Bower, K. A. (2009). Managing Care: The Crucial Nursing–Case Management Partnership.
Nurse Leader 26-29.
This article does not explicitly dwell on the improvement of HCAHPS scores in a hospital. However, the article introduces the concept of case management and its relationship with the cost benefits that an institution accrues once it implements effective and efficient case management in its operations. In this case, the author identifies the goals to effective case management as laying emphasis on clinical outcomes, satisfaction of patients, and compliance goals, which are elements that have a relationship with the importance of raising HCAHPS scores in an organization. Importantly, the author related the importance of effective case management with the financial incentives that an organization accrues.
The author indicated that Medicare’s Recovery Audit Contractor program retracted more than $800 million from acute hospitals in three states during a demonstration project, although the program is now in practice in all the states. Hence, this implies that effective case management, which is associated with nursing and quality of care, is an important aspect of ensuring financial incentives in a hospital. On the other hand, improving effective case management improves the quality of care and has an effect on the improvement of HCAHPS scores in a hospital.
tes to the clinical process, which accounts for 70% of the performance score while the remaining percentage is the patient experience domain, which is the basis for the HCAHPS score. In line with this, Cliff highlights the cost benefits aspect of including these measures in provision of incentives to a hospital that provided quality care. Cliff not only highlights the importance of improving the quality of care by raising HCAHPS scores in a hospital, but also discusses the existence of financial rewards associated with the raising of these scores. Elliot, M. N., Lehrman, W. G., Goldstein, E., Hambarsoomian, K., Beckett, M. K., & Giodano, L. A. (2009). Do Hospitals Rank Differently on HCAHPS for Different Patient Subgroups? Medical Care Research and Review 67(1): 56-73. The authors take a patient-centered approach towards establishing HCAHPS measures while precisely focusing on the aspect of patients’ experiences in a hospital setting. The authors describe the reliability of patient-reported measures within the hospital levels, which is through investigating the extent of observable differences within a hospital setting and their representation as true differences in experiences. Using patients’ experiences in nine measures, the researchers used the experiences of 1,203,229 patients discharged from hospitals around the country between 2006 and 2007 with these patients being a blend of patients who visited acute and critical access hospitals.

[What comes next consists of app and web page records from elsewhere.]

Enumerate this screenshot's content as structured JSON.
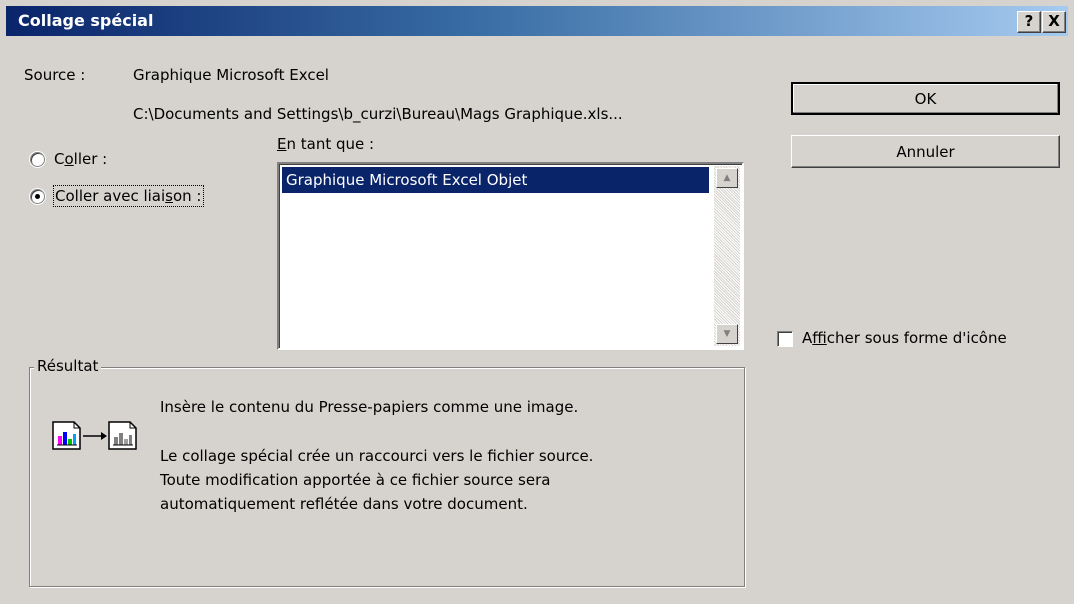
{
  "window": {
    "title": "Collage spécial",
    "help_label": "?",
    "close_label": "X"
  },
  "source": {
    "label": "Source :",
    "name": "Graphique Microsoft Excel",
    "path": "C:\\Documents and Settings\\b_curzi\\Bureau\\Mags Graphique.xls..."
  },
  "options": {
    "paste": {
      "before": "C",
      "accel": "o",
      "after": "ller :",
      "selected": false
    },
    "paste_link": {
      "before": "Coller avec liai",
      "accel": "s",
      "after": "on :",
      "selected": true
    }
  },
  "as": {
    "label_accel": "E",
    "label_rest": "n tant que :",
    "items": [
      "Graphique Microsoft Excel Objet"
    ],
    "selected_index": 0
  },
  "buttons": {
    "ok": "OK",
    "cancel": "Annuler"
  },
  "display_icon": {
    "before": "A",
    "accel": "f",
    "after": "ficher sous forme d'icône",
    "checked": false
  },
  "result": {
    "group_label": "Résultat",
    "line1": "Insère le contenu du Presse-papiers comme une image.",
    "line2": "Le collage spécial crée un raccourci vers le fichier source.",
    "line3": "Toute modification apportée à ce fichier source sera",
    "line4": "automatiquement reflétée dans votre document."
  },
  "icons": {
    "result_icon": "paste-link-chart-icon",
    "scroll_up": "scroll-up-arrow-icon",
    "scroll_down": "scroll-down-arrow-icon"
  },
  "colors": {
    "title_start": "#0a246a",
    "title_end": "#a6caf0",
    "face": "#d6d3ce",
    "selection": "#0a246a"
  }
}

Importantly, the researchers found out that raising HCAHPS scores in the hospital setting is crucial in measuring the distinction of the quality of care in a hospital and this distinction contributes to high reliability in a hospital setting. In effect, these researchers bring out the theory of high reliability in service design